*** TASK INPUTS

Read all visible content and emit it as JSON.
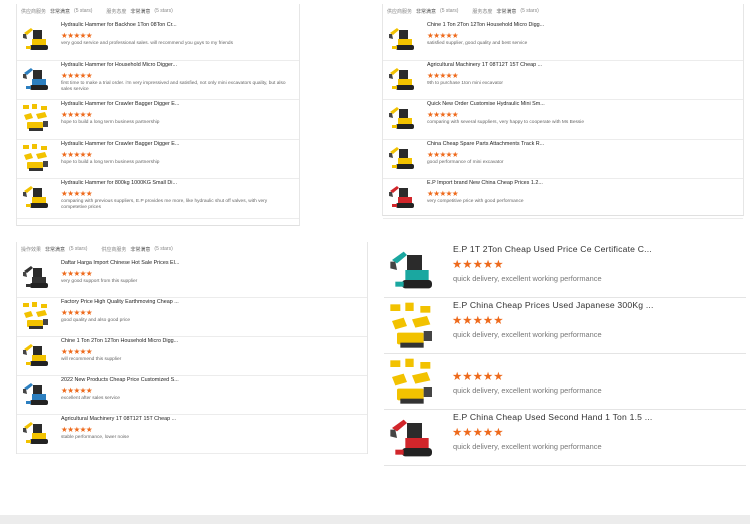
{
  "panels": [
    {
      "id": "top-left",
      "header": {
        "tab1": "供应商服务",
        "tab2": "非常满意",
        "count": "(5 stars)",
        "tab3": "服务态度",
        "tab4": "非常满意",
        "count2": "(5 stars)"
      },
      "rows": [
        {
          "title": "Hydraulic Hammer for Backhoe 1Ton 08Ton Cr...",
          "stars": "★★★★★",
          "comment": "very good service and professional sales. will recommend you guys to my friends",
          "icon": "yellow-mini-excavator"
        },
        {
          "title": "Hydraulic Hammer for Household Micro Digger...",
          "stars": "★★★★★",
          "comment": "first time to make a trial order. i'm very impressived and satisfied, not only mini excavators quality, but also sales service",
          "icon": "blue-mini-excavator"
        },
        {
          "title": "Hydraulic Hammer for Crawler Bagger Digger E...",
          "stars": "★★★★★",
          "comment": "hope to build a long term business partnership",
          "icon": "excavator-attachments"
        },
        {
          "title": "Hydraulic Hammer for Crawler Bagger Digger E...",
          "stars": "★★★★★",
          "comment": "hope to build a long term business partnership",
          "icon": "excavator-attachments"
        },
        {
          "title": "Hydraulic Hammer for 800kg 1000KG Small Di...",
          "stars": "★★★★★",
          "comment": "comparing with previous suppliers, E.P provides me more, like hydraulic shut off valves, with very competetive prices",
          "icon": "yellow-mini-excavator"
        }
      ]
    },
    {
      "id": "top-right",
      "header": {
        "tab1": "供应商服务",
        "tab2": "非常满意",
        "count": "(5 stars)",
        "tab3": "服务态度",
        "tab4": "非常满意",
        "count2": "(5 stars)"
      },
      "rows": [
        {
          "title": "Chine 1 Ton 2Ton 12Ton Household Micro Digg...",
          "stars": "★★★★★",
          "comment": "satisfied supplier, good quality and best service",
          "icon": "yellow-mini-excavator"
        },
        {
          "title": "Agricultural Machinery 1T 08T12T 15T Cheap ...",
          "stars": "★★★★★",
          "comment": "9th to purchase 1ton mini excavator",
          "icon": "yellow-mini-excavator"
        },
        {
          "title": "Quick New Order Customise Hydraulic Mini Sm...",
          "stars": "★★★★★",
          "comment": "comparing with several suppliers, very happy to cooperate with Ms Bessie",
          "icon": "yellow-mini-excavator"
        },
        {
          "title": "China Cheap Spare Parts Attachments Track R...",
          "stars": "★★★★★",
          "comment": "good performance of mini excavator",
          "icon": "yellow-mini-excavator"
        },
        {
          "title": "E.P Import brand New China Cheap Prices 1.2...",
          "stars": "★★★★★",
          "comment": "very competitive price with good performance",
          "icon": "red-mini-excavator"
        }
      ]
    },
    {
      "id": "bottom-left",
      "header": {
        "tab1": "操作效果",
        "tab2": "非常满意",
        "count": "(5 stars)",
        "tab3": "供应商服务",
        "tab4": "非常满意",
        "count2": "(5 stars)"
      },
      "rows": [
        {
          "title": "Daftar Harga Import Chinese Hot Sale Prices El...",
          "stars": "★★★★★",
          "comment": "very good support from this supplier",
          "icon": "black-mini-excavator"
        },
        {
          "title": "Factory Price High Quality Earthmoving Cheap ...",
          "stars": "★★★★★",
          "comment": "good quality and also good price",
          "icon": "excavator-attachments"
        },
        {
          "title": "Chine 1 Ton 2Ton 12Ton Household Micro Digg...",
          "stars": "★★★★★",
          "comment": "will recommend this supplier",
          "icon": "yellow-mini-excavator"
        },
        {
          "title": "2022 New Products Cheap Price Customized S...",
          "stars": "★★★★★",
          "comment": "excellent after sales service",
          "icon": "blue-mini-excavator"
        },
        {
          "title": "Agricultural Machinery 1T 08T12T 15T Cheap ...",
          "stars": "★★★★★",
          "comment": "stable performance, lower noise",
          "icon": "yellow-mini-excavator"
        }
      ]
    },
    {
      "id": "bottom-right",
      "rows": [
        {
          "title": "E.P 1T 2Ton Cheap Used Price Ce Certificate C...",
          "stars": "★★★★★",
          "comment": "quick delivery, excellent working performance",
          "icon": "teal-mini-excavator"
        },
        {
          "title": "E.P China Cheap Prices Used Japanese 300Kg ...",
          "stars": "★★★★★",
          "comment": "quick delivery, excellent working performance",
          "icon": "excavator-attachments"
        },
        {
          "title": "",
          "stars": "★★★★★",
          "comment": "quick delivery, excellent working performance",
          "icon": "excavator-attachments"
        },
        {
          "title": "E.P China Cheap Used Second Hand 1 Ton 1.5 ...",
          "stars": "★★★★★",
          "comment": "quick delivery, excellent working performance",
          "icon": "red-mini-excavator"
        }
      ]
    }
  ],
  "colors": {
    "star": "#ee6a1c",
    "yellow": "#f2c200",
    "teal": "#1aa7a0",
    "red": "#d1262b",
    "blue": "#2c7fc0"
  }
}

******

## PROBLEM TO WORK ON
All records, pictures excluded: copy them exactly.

## YOUR SOLUTION
Read all visible content and emit it as JSON.
{
  "panels": [
    {
      "id": "top-left",
      "header": {
        "tab1": "供应商服务",
        "tab2": "非常满意",
        "count": "(5 stars)",
        "tab3": "服务态度",
        "tab4": "非常满意",
        "count2": "(5 stars)"
      },
      "rows": [
        {
          "title": "Hydraulic Hammer for Backhoe 1Ton 08Ton Cr...",
          "stars": "★★★★★",
          "comment": "very good service and professional sales. will recommend you guys to my friends",
          "icon": "yellow-mini-excavator"
        },
        {
          "title": "Hydraulic Hammer for Household Micro Digger...",
          "stars": "★★★★★",
          "comment": "first time to make a trial order. i'm very impressived and satisfied, not only mini excavators quality, but also sales service",
          "icon": "blue-mini-excavator"
        },
        {
          "title": "Hydraulic Hammer for Crawler Bagger Digger E...",
          "stars": "★★★★★",
          "comment": "hope to build a long term business partnership",
          "icon": "excavator-attachments"
        },
        {
          "title": "Hydraulic Hammer for Crawler Bagger Digger E...",
          "stars": "★★★★★",
          "comment": "hope to build a long term business partnership",
          "icon": "excavator-attachments"
        },
        {
          "title": "Hydraulic Hammer for 800kg 1000KG Small Di...",
          "stars": "★★★★★",
          "comment": "comparing with previous suppliers, E.P provides me more, like hydraulic shut off valves, with very competetive prices",
          "icon": "yellow-mini-excavator"
        }
      ]
    },
    {
      "id": "top-right",
      "header": {
        "tab1": "供应商服务",
        "tab2": "非常满意",
        "count": "(5 stars)",
        "tab3": "服务态度",
        "tab4": "非常满意",
        "count2": "(5 stars)"
      },
      "rows": [
        {
          "title": "Chine 1 Ton 2Ton 12Ton Household Micro Digg...",
          "stars": "★★★★★",
          "comment": "satisfied supplier, good quality and best service",
          "icon": "yellow-mini-excavator"
        },
        {
          "title": "Agricultural Machinery 1T 08T12T 15T Cheap ...",
          "stars": "★★★★★",
          "comment": "9th to purchase 1ton mini excavator",
          "icon": "yellow-mini-excavator"
        },
        {
          "title": "Quick New Order Customise Hydraulic Mini Sm...",
          "stars": "★★★★★",
          "comment": "comparing with several suppliers, very happy to cooperate with Ms Bessie",
          "icon": "yellow-mini-excavator"
        },
        {
          "title": "China Cheap Spare Parts Attachments Track R...",
          "stars": "★★★★★",
          "comment": "good performance of mini excavator",
          "icon": "yellow-mini-excavator"
        },
        {
          "title": "E.P Import brand New China Cheap Prices 1.2...",
          "stars": "★★★★★",
          "comment": "very competitive price with good performance",
          "icon": "red-mini-excavator"
        }
      ]
    },
    {
      "id": "bottom-left",
      "header": {
        "tab1": "操作效果",
        "tab2": "非常满意",
        "count": "(5 stars)",
        "tab3": "供应商服务",
        "tab4": "非常满意",
        "count2": "(5 stars)"
      },
      "rows": [
        {
          "title": "Daftar Harga Import Chinese Hot Sale Prices El...",
          "stars": "★★★★★",
          "comment": "very good support from this supplier",
          "icon": "black-mini-excavator"
        },
        {
          "title": "Factory Price High Quality Earthmoving Cheap ...",
          "stars": "★★★★★",
          "comment": "good quality and also good price",
          "icon": "excavator-attachments"
        },
        {
          "title": "Chine 1 Ton 2Ton 12Ton Household Micro Digg...",
          "stars": "★★★★★",
          "comment": "will recommend this supplier",
          "icon": "yellow-mini-excavator"
        },
        {
          "title": "2022 New Products Cheap Price Customized S...",
          "stars": "★★★★★",
          "comment": "excellent after sales service",
          "icon": "blue-mini-excavator"
        },
        {
          "title": "Agricultural Machinery 1T 08T12T 15T Cheap ...",
          "stars": "★★★★★",
          "comment": "stable performance, lower noise",
          "icon": "yellow-mini-excavator"
        }
      ]
    },
    {
      "id": "bottom-right",
      "rows": [
        {
          "title": "E.P 1T 2Ton Cheap Used Price Ce Certificate C...",
          "stars": "★★★★★",
          "comment": "quick delivery, excellent working performance",
          "icon": "teal-mini-excavator"
        },
        {
          "title": "E.P China Cheap Prices Used Japanese 300Kg ...",
          "stars": "★★★★★",
          "comment": "quick delivery, excellent working performance",
          "icon": "excavator-attachments"
        },
        {
          "title": "",
          "stars": "★★★★★",
          "comment": "quick delivery, excellent working performance",
          "icon": "excavator-attachments"
        },
        {
          "title": "E.P China Cheap Used Second Hand 1 Ton 1.5 ...",
          "stars": "★★★★★",
          "comment": "quick delivery, excellent working performance",
          "icon": "red-mini-excavator"
        }
      ]
    }
  ],
  "colors": {
    "star": "#ee6a1c",
    "yellow": "#f2c200",
    "teal": "#1aa7a0",
    "red": "#d1262b",
    "blue": "#2c7fc0"
  }
}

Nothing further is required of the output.